[Page and application data records]

..............................

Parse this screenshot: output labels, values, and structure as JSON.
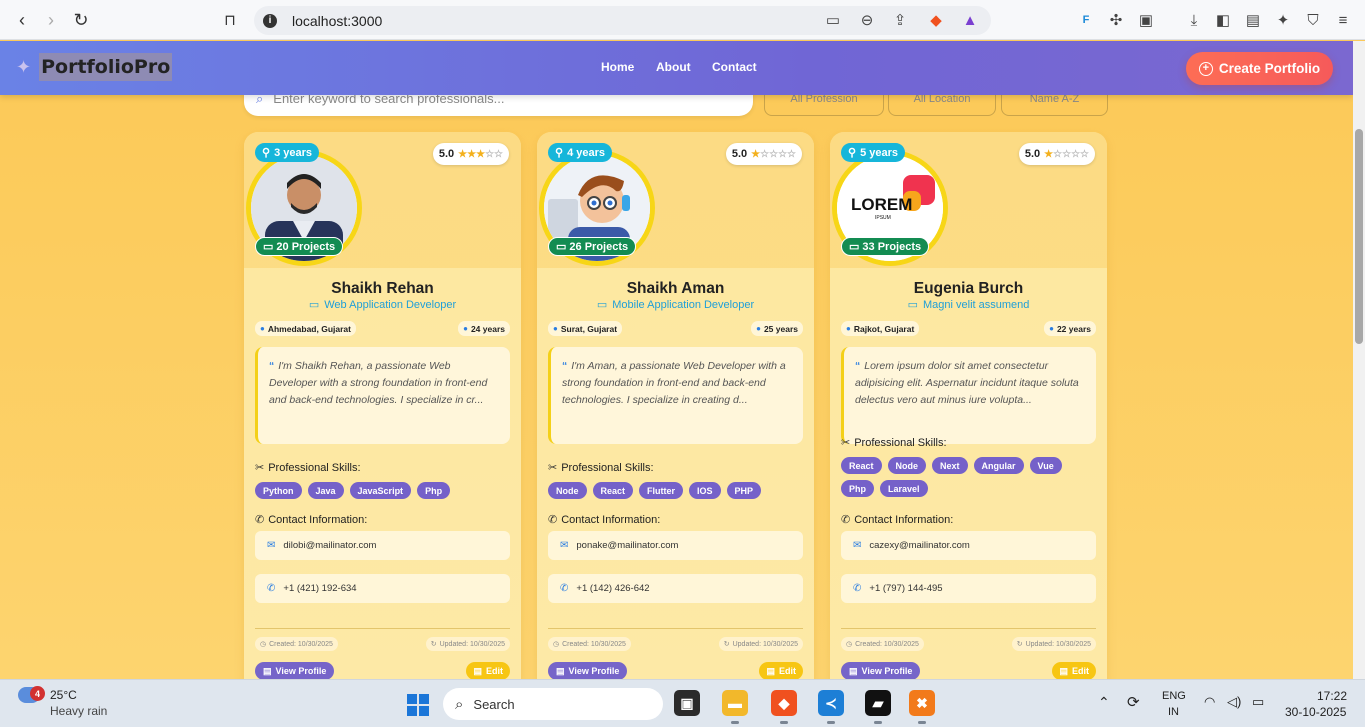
{
  "browser": {
    "url": "localhost:3000"
  },
  "header": {
    "logo": "PortfolioPro",
    "nav": [
      "Home",
      "About",
      "Contact"
    ],
    "create_label": "Create Portfolio"
  },
  "search": {
    "placeholder": "Enter keyword to search professionals...",
    "filters": [
      "All Profession",
      "All Location",
      "Name A-Z"
    ]
  },
  "cards": [
    {
      "experience": "3 years",
      "rating": "5.0",
      "stars": 3,
      "projects": "20 Projects",
      "name": "Shaikh Rehan",
      "role": "Web Application Developer",
      "location": "Ahmedabad, Gujarat",
      "age": "24 years",
      "bio": "I'm Shaikh Rehan, a passionate Web Developer with a strong foundation in front-end and back-end technologies. I specialize in cr...",
      "skills_label": "Professional Skills:",
      "skills": [
        "Python",
        "Java",
        "JavaScript",
        "Php"
      ],
      "contact_label": "Contact Information:",
      "email": "dilobi@mailinator.com",
      "phone": "+1 (421) 192-634",
      "created": "Created: 10/30/2025",
      "updated": "Updated: 10/30/2025",
      "view": "View Profile",
      "edit": "Edit",
      "avatar": "man-photo"
    },
    {
      "experience": "4 years",
      "rating": "5.0",
      "stars": 1,
      "projects": "26 Projects",
      "name": "Shaikh Aman",
      "role": "Mobile Application Developer",
      "location": "Surat, Gujarat",
      "age": "25 years",
      "bio": "I'm Aman, a passionate Web Developer with a strong foundation in front-end and back-end technologies. I specialize in creating d...",
      "skills_label": "Professional Skills:",
      "skills": [
        "Node",
        "React",
        "Flutter",
        "IOS",
        "PHP"
      ],
      "contact_label": "Contact Information:",
      "email": "ponake@mailinator.com",
      "phone": "+1 (142) 426-642",
      "created": "Created: 10/30/2025",
      "updated": "Updated: 10/30/2025",
      "view": "View Profile",
      "edit": "Edit",
      "avatar": "cartoon-developer"
    },
    {
      "experience": "5 years",
      "rating": "5.0",
      "stars": 1,
      "projects": "33 Projects",
      "name": "Eugenia Burch",
      "role": "Magni velit assumend",
      "location": "Rajkot, Gujarat",
      "age": "22 years",
      "bio": "Lorem ipsum dolor sit amet consectetur adipisicing elit. Aspernatur incidunt itaque soluta delectus vero aut minus iure volupta...",
      "skills_label": "Professional Skills:",
      "skills": [
        "React",
        "Node",
        "Next",
        "Angular",
        "Vue",
        "Php",
        "Laravel"
      ],
      "contact_label": "Contact Information:",
      "email": "cazexy@mailinator.com",
      "phone": "+1 (797) 144-495",
      "created": "Created: 10/30/2025",
      "updated": "Updated: 10/30/2025",
      "view": "View Profile",
      "edit": "Edit",
      "avatar": "lorem-ipsum-logo"
    }
  ],
  "taskbar": {
    "weather_badge": "4",
    "temp": "25°C",
    "condition": "Heavy rain",
    "search": "Search",
    "lang1": "ENG",
    "lang2": "IN",
    "time": "17:22",
    "date": "30-10-2025"
  },
  "colors": {
    "header_start": "#6a82e6",
    "header_end": "#7b68d0",
    "accent_create": "#fd6d55",
    "skill_chip": "#7561c9",
    "project_badge": "#138c52",
    "experience_badge": "#16b6da"
  }
}
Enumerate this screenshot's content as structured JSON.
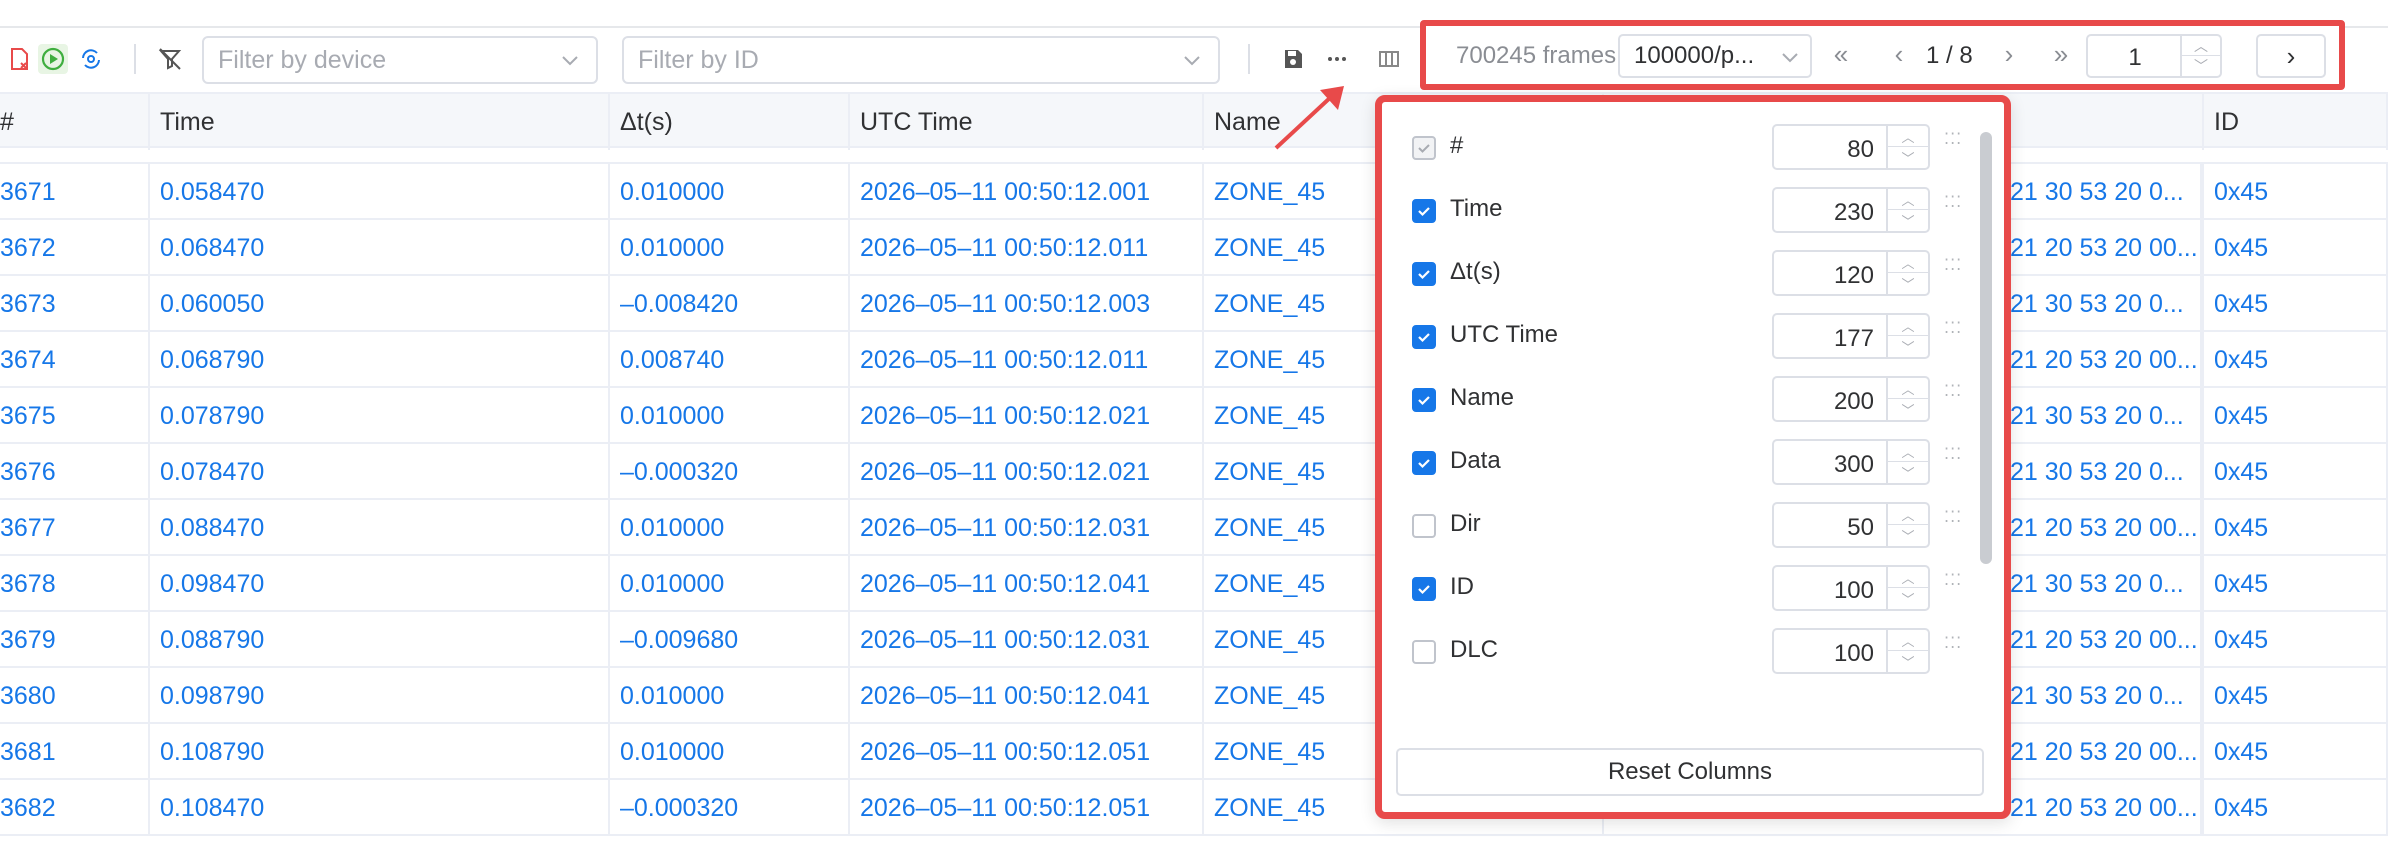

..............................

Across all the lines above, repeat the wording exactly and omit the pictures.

[OUTPUT BELOW]
Parse this screenshot: output labels, values, and structure as JSON.
{
  "browser": {
    "url": "localhost:3000"
  },
  "header": {
    "logo": "PortfolioPro",
    "nav": [
      "Home",
      "About",
      "Contact"
    ],
    "create_label": "Create Portfolio"
  },
  "search": {
    "placeholder": "Enter keyword to search professionals...",
    "filters": [
      "All Profession",
      "All Location",
      "Name A-Z"
    ]
  },
  "cards": [
    {
      "experience": "3 years",
      "rating": "5.0",
      "stars": 3,
      "projects": "20 Projects",
      "name": "Shaikh Rehan",
      "role": "Web Application Developer",
      "location": "Ahmedabad, Gujarat",
      "age": "24 years",
      "bio": "I'm Shaikh Rehan, a passionate Web Developer with a strong foundation in front-end and back-end technologies. I specialize in cr...",
      "skills_label": "Professional Skills:",
      "skills": [
        "Python",
        "Java",
        "JavaScript",
        "Php"
      ],
      "contact_label": "Contact Information:",
      "email": "dilobi@mailinator.com",
      "phone": "+1 (421) 192-634",
      "created": "Created: 10/30/2025",
      "updated": "Updated: 10/30/2025",
      "view": "View Profile",
      "edit": "Edit",
      "avatar": "man-photo"
    },
    {
      "experience": "4 years",
      "rating": "5.0",
      "stars": 1,
      "projects": "26 Projects",
      "name": "Shaikh Aman",
      "role": "Mobile Application Developer",
      "location": "Surat, Gujarat",
      "age": "25 years",
      "bio": "I'm Aman, a passionate Web Developer with a strong foundation in front-end and back-end technologies. I specialize in creating d...",
      "skills_label": "Professional Skills:",
      "skills": [
        "Node",
        "React",
        "Flutter",
        "IOS",
        "PHP"
      ],
      "contact_label": "Contact Information:",
      "email": "ponake@mailinator.com",
      "phone": "+1 (142) 426-642",
      "created": "Created: 10/30/2025",
      "updated": "Updated: 10/30/2025",
      "view": "View Profile",
      "edit": "Edit",
      "avatar": "cartoon-developer"
    },
    {
      "experience": "5 years",
      "rating": "5.0",
      "stars": 1,
      "projects": "33 Projects",
      "name": "Eugenia Burch",
      "role": "Magni velit assumend",
      "location": "Rajkot, Gujarat",
      "age": "22 years",
      "bio": "Lorem ipsum dolor sit amet consectetur adipisicing elit. Aspernatur incidunt itaque soluta delectus vero aut minus iure volupta...",
      "skills_label": "Professional Skills:",
      "skills": [
        "React",
        "Node",
        "Next",
        "Angular",
        "Vue",
        "Php",
        "Laravel"
      ],
      "contact_label": "Contact Information:",
      "email": "cazexy@mailinator.com",
      "phone": "+1 (797) 144-495",
      "created": "Created: 10/30/2025",
      "updated": "Updated: 10/30/2025",
      "view": "View Profile",
      "edit": "Edit",
      "avatar": "lorem-ipsum-logo"
    }
  ],
  "taskbar": {
    "weather_badge": "4",
    "temp": "25°C",
    "condition": "Heavy rain",
    "search": "Search",
    "lang1": "ENG",
    "lang2": "IN",
    "time": "17:22",
    "date": "30-10-2025"
  },
  "colors": {
    "header_start": "#6a82e6",
    "header_end": "#7b68d0",
    "accent_create": "#fd6d55",
    "skill_chip": "#7561c9",
    "project_badge": "#138c52",
    "experience_badge": "#16b6da"
  }
}
Enumerate this screenshot's content as structured JSON.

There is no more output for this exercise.